Exercise requirements » Determine how many lines of the entries include the word "arrow", and report that number with no further text.

Recorded data
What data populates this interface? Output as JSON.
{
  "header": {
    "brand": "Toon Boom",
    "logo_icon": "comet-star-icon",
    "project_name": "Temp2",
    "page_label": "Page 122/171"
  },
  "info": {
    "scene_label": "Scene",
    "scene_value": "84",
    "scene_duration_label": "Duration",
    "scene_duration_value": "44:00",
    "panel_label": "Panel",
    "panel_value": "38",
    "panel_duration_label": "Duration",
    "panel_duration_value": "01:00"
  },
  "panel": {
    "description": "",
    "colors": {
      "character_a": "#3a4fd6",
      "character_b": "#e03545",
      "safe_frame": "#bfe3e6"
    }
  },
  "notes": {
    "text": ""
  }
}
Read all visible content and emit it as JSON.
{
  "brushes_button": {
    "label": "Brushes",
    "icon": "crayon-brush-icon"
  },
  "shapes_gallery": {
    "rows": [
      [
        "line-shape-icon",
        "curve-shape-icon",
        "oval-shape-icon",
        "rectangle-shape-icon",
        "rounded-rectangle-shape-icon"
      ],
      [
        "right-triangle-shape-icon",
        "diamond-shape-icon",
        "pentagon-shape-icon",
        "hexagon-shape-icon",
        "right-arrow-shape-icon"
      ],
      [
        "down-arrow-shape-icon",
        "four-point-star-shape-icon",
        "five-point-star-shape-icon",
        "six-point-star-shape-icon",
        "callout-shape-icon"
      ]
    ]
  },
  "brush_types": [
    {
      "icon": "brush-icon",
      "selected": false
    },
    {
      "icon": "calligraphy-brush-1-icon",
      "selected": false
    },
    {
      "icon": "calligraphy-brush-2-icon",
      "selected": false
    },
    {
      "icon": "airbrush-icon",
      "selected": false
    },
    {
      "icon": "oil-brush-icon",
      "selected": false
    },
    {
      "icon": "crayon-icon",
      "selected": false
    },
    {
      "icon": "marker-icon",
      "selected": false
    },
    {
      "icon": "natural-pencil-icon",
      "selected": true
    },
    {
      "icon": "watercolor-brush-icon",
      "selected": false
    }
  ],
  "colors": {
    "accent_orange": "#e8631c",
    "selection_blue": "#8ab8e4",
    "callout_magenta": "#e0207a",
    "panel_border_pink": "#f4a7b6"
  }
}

Task solution » 2